For example, ABSL Romania and the Academy of Economic Studies in Bucharest launched in 2016 the Master Program of Business Services, organized within the Faculty of Accounting and Management Informatics. The program is supported by ABSL funds (through the provision of scholarships) and the human resources of the organization. The member companies and the Association have directly contributed to the design of the necessary curricula and textbooks, which are now approved by the state authorities and are adapted to the current demands of the business environment and our industry. At the end of the studies, the first generation was already employed in a proportion of 98% – demonstrating a high degree of correlation of the subjects with the demands of the market.
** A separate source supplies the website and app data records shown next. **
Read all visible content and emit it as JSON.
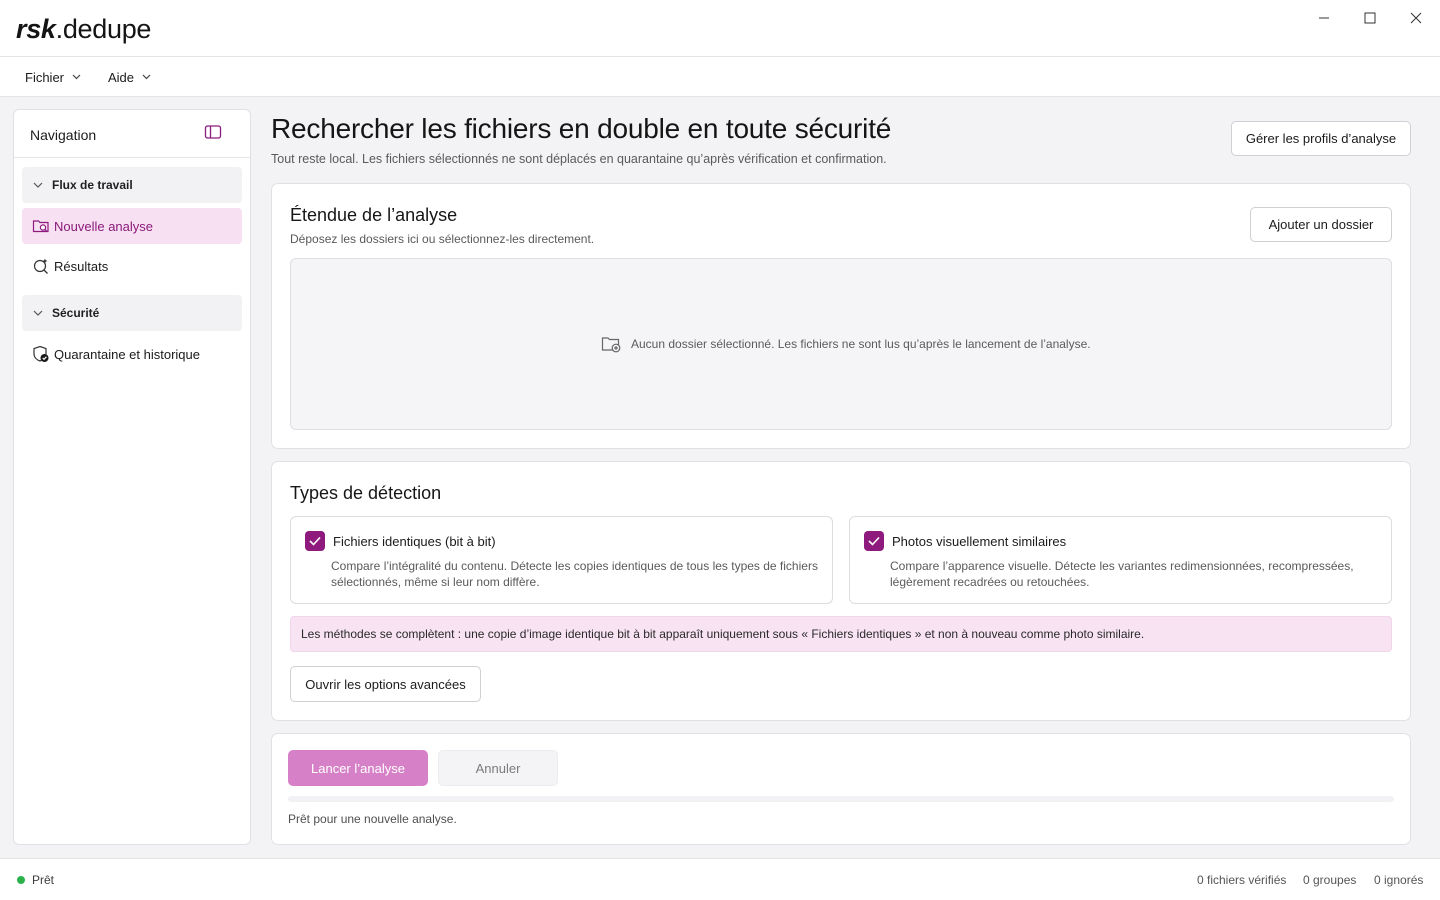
{
  "app": {
    "brand": "rsk",
    "name": ".dedupe"
  },
  "menubar": {
    "items": [
      {
        "label": "Fichier"
      },
      {
        "label": "Aide"
      }
    ]
  },
  "sidebar": {
    "title": "Navigation",
    "groups": [
      {
        "label": "Flux de travail",
        "items": [
          {
            "label": "Nouvelle analyse",
            "icon": "folder-search-icon",
            "active": true
          },
          {
            "label": "Résultats",
            "icon": "sparkle-search-icon",
            "active": false
          }
        ]
      },
      {
        "label": "Sécurité",
        "items": [
          {
            "label": "Quarantaine et historique",
            "icon": "shield-check-icon",
            "active": false
          }
        ]
      }
    ]
  },
  "main": {
    "title": "Rechercher les fichiers en double en toute sécurité",
    "subtitle": "Tout reste local. Les fichiers sélectionnés ne sont déplacés en quarantaine qu’après vérification et confirmation.",
    "profiles_button": "Gérer les profils d’analyse",
    "scope": {
      "title": "Étendue de l’analyse",
      "subtitle": "Déposez les dossiers ici ou sélectionnez-les directement.",
      "add_folder_button": "Ajouter un dossier",
      "empty_message": "Aucun dossier sélectionné. Les fichiers ne sont lus qu’après le lancement de l’analyse."
    },
    "detection": {
      "title": "Types de détection",
      "options": [
        {
          "title": "Fichiers identiques (bit à bit)",
          "description": "Compare l’intégralité du contenu. Détecte les copies identiques de tous les types de fichiers sélectionnés, même si leur nom diffère.",
          "checked": true
        },
        {
          "title": "Photos visuellement similaires",
          "description": "Compare l’apparence visuelle. Détecte les variantes redimensionnées, recompressées, légèrement recadrées ou retouchées.",
          "checked": true
        }
      ],
      "info": "Les méthodes se complètent : une copie d’image identique bit à bit apparaît uniquement sous « Fichiers identiques » et non à nouveau comme photo similaire.",
      "advanced_button": "Ouvrir les options avancées"
    },
    "run": {
      "start_button": "Lancer l’analyse",
      "cancel_button": "Annuler",
      "progress": 0,
      "status": "Prêt pour une nouvelle analyse."
    }
  },
  "statusbar": {
    "state": "Prêt",
    "files_checked": "0 fichiers vérifiés",
    "groups": "0 groupes",
    "ignored": "0 ignorés"
  },
  "colors": {
    "accent": "#8e1a7d",
    "accent_light": "#f7e0f2",
    "run_button": "#d681c7",
    "status_ok": "#2bb24c"
  }
}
But this program launches 30 graduates a year, and the industry currently has over 131,000 employees and an estimated growth rate of 9.6% (producing 13,000 new jobs, without taking into account the positions replaced by the above-mentioned technology. ).
At the same time, in the 2018-2019 academic year, at national level, the number of students enrolled in the bachelor’s program (approximately 400,000) is going down with 50% compared to 2010.
This is the reason why we need the involvement of the state in replicating this program at the national level, in the big university cities.
There is no need for massive investments by the state because the current human and material resources can be converted. We can analyze the percentage of employees in the number of graduates at the end of their studies and replace the programs that are no longer wanted with the current ones, dedicated to the growing industries. This should be a priority for any government that wants a sustained economic growth. Private initiatives for supporting education cannot achieve large-scale results in the absence of a partnership with the authorities.
In conclusion, I think we are in a very good position after many years in which our industry has experienced a steady growth, but we must continue to invest in modern solutions that will keep us relevant and act counter-cyclically, reducing the relaxing effect of this success. This is possible if we manage to maintain the advantage of a well-educated workforce that, judging by the latest PISA test results, is in sharp decline.
Investment in education, both at industry level and especially at national level, is essential to support productivity growth, GDP per capita and therefore a better life for all Romanians inside the country, not outside its borders.